Caesars Entertainment Corp. has become the first casino operator on the Las Vegas Strip to offer WeChat Pay as a payment option. WeChat is the most popular mobile payment app used in China and was recently launched in U.S.
With this service, Chinese tourists can now use WeChat to pay for things like food, show tickets or souvenirs at 16 sale points across three Caesars properties – Caesars Palace, Paris Las Vegas and The Linq Promenade. Caesars has planned a further expansion of WeChat’s coverage across its Las Vegas properties through the next year.
Similar to Apple Pay, WeChat can be used as a digital wallet to pay at merchant locations using a barcode or QR code on smartphones which is scanned by a cashier. WeChat payments will be settled in U.S dollars and will be subject to a transaction fee.
In a statement Bruce Bommarito, corporate vice president of international marketing for Caesars Entertainment said
We want to do this for our Chinese customers to make them feel at home. We have been working hard on the Chinese market for some time.
The latest move follows the company’s decision in 2016 to introduce a facility to book rooms via WeChat which was a part of its strategy to improve its appeal with Chinese visitors. Nine Caesars properties in Las Vegas were a part of the initiative which connected 24,000 rooms.
Caesars Entertainment is planning on adding 10 more of its U.S. resorts to the app. WeChat Pay is a service from WeChat, the Chinese social media behemoth which is known for its highly popular messaging app similar to Facebook Messenger. WeChat currently has around 938 million monthly active user accounts worldwide while WeChat Pay is said to have close to 600 million active users.
John Decree, an analyst at brokerage firm Union Gaming said that such initiatives help improve brand awareness amongst Chinese tourists but might not have a significant impact on revenue in the near future.
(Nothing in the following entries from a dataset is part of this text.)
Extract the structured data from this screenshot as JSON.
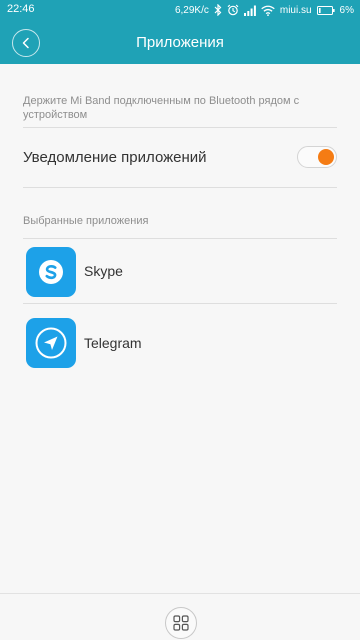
{
  "status_bar": {
    "time": "22:46",
    "speed": "6,29K/c",
    "carrier": "miui.su",
    "battery": "6%"
  },
  "app_bar": {
    "title": "Приложения"
  },
  "hint": "Держите Mi Band подключенным по Bluetooth рядом с устройством",
  "notifications": {
    "label": "Уведомление приложений",
    "enabled": true,
    "accent": "#f57c14"
  },
  "selected_apps": {
    "title": "Выбранные приложения",
    "items": [
      {
        "name": "Skype",
        "icon": "skype-icon"
      },
      {
        "name": "Telegram",
        "icon": "telegram-icon"
      }
    ]
  },
  "colors": {
    "header": "#1fa2b6",
    "app_icon": "#1da1e8"
  }
}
The inflow of Chinese tourists into Las Vegas has been on an upswing in recent times driven by the country’s booming economy which has resulted in high levels of disposable income amongst its burgeoning middle class.
Around 207,000 Chinese tourists visited Las Vegas in 2015, which was a jump of 9.6 percent when compared to 2014. The dramatic rise in Chinese visitations led to Hainan Airlines launching its first ever direct flight from Shanghai to Las Vegas in 2016.